## Task brief
In total, how many lines of the data contain the word "badge"? Only that number is wanted.

## Data for this task
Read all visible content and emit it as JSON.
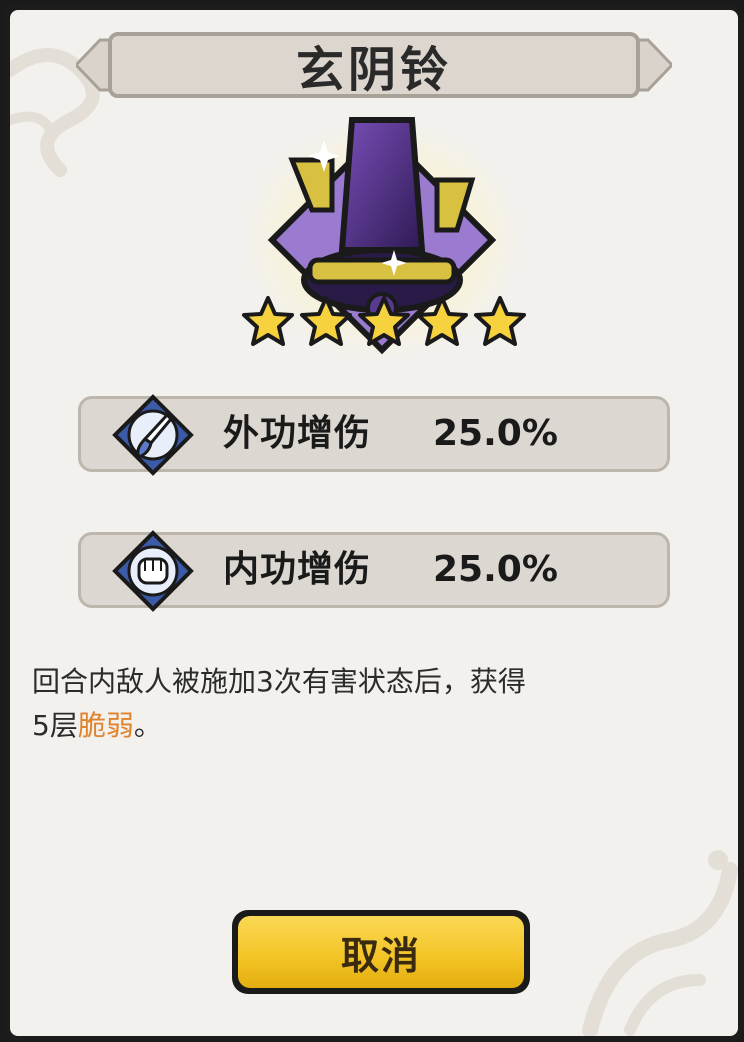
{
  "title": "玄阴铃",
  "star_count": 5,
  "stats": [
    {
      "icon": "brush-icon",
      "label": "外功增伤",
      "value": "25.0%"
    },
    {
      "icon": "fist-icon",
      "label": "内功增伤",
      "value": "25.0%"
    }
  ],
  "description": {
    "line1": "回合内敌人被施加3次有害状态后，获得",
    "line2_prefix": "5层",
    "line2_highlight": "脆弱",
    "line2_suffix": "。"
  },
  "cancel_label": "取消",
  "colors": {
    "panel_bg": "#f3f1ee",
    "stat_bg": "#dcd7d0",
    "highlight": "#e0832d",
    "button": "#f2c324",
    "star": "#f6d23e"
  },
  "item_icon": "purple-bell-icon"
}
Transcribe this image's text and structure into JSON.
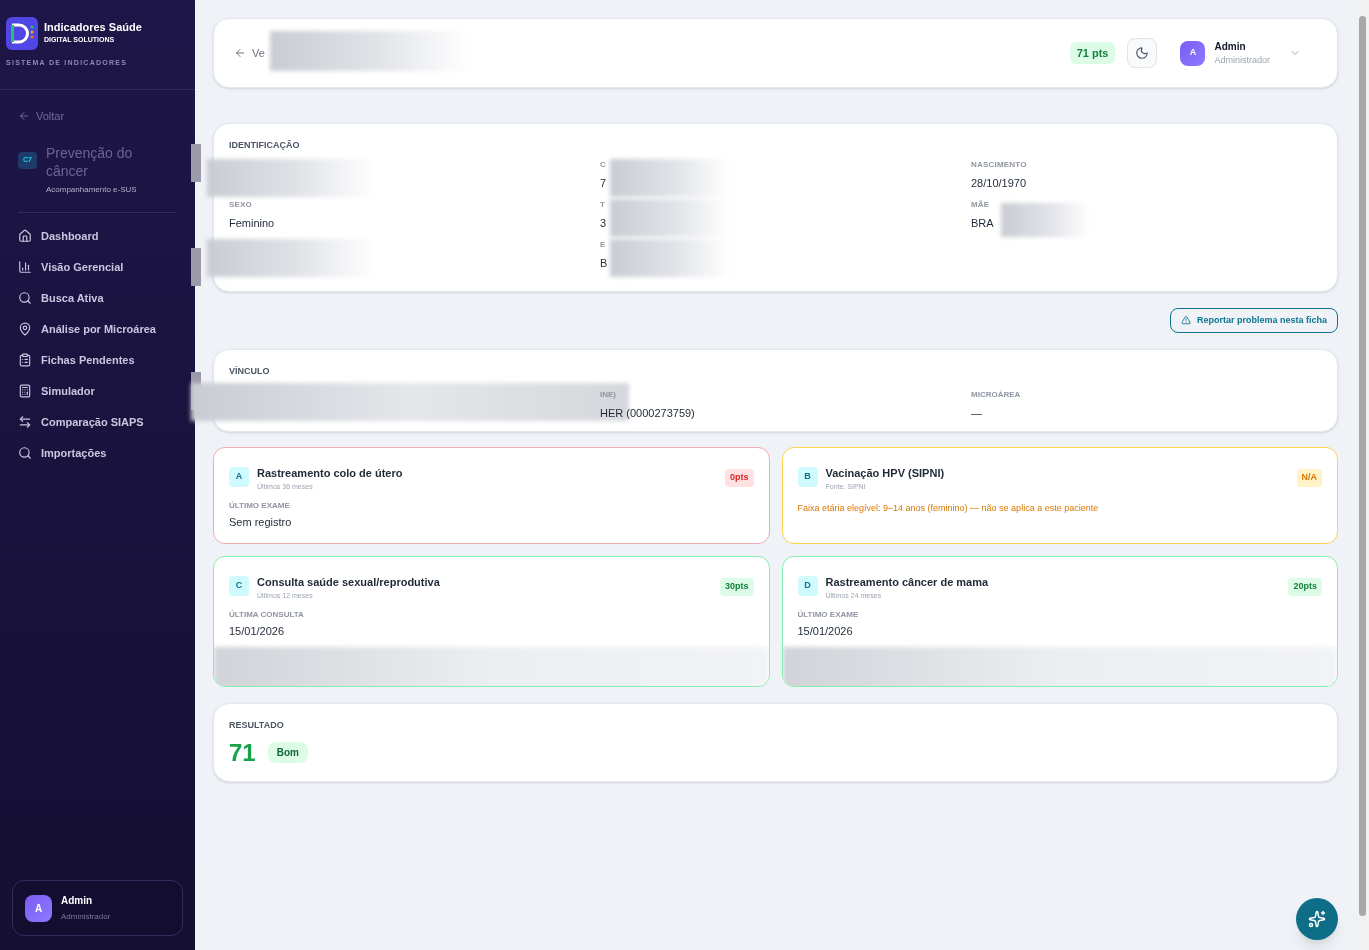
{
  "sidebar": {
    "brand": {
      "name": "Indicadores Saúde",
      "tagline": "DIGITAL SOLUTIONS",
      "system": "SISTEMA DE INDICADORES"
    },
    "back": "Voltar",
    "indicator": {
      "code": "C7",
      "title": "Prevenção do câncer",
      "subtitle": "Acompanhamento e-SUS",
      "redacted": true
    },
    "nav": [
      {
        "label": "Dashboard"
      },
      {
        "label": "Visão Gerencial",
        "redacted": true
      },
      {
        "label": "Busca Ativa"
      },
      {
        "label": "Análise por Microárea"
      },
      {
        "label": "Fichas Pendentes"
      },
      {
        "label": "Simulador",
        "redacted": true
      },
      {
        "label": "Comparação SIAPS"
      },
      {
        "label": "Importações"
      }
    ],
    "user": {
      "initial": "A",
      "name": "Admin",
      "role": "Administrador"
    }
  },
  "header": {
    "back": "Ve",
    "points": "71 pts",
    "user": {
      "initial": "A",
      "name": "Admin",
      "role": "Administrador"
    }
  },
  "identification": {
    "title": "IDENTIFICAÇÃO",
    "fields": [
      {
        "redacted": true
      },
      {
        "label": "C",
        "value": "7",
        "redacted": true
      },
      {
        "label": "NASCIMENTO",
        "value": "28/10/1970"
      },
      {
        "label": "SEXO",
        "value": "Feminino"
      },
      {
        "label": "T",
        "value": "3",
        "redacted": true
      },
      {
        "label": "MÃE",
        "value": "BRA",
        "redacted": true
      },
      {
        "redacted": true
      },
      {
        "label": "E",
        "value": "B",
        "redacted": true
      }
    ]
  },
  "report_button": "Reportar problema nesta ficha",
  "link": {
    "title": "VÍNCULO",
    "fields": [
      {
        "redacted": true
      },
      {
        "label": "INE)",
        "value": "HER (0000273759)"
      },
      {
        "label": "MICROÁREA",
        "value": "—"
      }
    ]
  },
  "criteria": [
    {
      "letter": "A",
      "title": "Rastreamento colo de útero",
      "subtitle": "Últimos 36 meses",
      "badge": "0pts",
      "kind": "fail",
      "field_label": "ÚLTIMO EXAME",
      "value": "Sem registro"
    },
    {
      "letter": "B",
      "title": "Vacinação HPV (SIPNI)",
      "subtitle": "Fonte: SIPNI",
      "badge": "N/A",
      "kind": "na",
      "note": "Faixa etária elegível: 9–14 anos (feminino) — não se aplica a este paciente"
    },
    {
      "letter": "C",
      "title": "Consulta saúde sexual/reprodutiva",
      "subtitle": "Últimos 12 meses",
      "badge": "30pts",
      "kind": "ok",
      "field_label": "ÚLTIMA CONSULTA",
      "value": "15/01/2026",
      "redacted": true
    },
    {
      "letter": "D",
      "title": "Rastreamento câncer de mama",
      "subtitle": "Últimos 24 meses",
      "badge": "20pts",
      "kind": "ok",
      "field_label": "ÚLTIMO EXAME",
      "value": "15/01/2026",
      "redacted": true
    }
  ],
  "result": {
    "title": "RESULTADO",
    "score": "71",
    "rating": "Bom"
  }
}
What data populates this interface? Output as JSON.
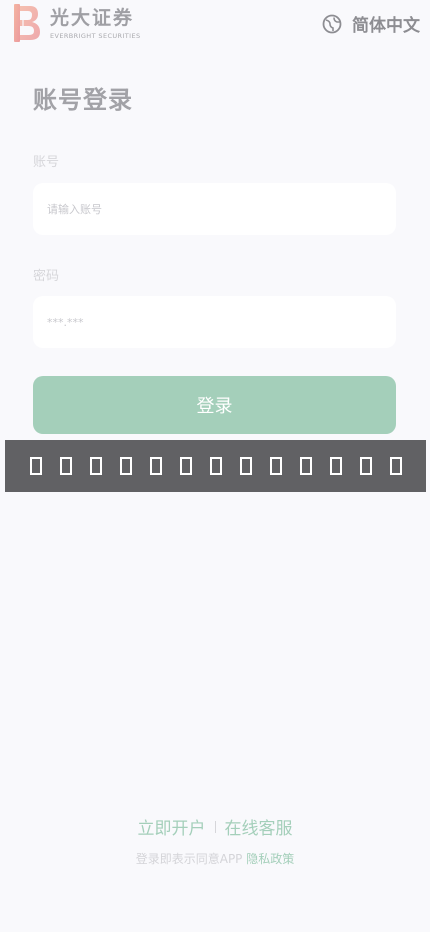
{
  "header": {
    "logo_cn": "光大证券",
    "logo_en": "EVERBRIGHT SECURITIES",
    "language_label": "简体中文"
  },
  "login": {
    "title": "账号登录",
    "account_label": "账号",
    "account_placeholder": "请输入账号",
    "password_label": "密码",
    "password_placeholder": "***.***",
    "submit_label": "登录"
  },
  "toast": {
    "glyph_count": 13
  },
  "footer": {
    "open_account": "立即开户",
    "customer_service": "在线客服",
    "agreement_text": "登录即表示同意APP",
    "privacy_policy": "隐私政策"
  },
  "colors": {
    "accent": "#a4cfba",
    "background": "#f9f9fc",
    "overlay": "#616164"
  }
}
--
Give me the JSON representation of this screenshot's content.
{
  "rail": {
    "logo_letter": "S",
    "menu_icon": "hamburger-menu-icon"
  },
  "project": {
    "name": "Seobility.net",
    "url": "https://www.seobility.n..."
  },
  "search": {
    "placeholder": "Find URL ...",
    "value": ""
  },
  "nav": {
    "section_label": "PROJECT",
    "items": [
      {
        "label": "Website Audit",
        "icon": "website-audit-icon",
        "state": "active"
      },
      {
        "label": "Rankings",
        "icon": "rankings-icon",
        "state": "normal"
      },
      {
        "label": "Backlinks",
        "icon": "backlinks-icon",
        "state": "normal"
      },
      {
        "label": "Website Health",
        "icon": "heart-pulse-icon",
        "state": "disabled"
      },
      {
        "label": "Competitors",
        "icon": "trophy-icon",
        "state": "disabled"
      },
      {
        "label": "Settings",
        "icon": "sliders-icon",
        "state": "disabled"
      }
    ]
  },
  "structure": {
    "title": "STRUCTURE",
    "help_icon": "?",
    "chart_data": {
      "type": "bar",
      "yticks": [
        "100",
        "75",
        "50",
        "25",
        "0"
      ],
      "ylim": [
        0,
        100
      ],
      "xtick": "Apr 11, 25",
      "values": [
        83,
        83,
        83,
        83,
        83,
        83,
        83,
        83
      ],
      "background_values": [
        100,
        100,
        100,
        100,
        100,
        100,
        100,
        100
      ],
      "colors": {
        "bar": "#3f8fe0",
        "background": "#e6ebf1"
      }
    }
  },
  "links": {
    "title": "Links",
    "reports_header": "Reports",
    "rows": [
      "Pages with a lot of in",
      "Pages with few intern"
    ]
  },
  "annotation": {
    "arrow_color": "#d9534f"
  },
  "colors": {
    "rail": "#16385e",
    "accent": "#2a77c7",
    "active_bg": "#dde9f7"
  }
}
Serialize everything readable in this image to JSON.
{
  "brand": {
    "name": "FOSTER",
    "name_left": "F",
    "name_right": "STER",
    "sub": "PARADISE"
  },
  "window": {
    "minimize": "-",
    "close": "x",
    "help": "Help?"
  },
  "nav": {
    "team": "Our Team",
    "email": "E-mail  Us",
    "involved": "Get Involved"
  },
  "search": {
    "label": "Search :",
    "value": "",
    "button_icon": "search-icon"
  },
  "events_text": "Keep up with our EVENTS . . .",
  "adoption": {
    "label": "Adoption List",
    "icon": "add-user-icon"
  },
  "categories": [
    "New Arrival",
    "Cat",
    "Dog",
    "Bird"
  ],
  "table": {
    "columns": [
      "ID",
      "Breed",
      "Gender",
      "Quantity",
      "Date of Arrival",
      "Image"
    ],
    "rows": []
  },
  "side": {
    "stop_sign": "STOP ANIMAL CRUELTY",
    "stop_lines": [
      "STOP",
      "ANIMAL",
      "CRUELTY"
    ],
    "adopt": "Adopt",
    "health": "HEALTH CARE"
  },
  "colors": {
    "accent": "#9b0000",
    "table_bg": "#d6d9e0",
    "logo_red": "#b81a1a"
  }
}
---
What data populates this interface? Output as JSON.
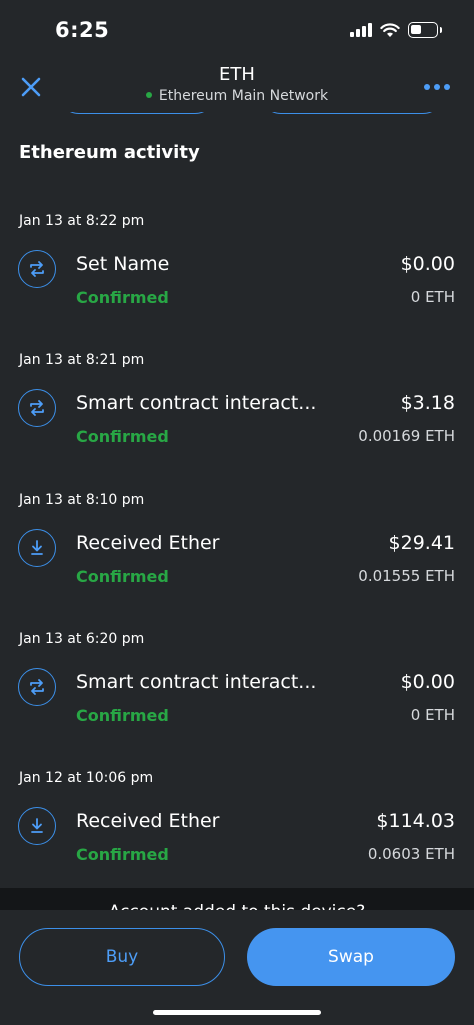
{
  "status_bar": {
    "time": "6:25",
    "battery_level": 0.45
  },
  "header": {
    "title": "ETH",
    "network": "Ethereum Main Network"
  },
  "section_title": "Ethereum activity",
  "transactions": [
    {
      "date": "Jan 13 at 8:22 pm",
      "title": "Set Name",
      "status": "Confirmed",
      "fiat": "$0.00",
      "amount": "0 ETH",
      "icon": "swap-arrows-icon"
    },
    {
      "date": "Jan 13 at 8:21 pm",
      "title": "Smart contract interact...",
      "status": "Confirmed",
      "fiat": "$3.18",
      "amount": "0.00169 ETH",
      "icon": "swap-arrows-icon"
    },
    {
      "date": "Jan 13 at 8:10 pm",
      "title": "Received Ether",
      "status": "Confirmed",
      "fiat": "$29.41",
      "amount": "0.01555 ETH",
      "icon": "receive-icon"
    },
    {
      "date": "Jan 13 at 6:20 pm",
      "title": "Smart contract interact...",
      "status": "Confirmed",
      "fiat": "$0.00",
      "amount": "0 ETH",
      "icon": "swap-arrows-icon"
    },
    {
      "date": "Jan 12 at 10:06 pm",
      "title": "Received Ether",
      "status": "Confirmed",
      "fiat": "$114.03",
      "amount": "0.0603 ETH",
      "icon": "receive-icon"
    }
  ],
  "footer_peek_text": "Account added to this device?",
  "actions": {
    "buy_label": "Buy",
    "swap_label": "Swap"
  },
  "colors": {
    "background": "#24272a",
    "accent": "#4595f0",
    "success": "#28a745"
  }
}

## The answer
4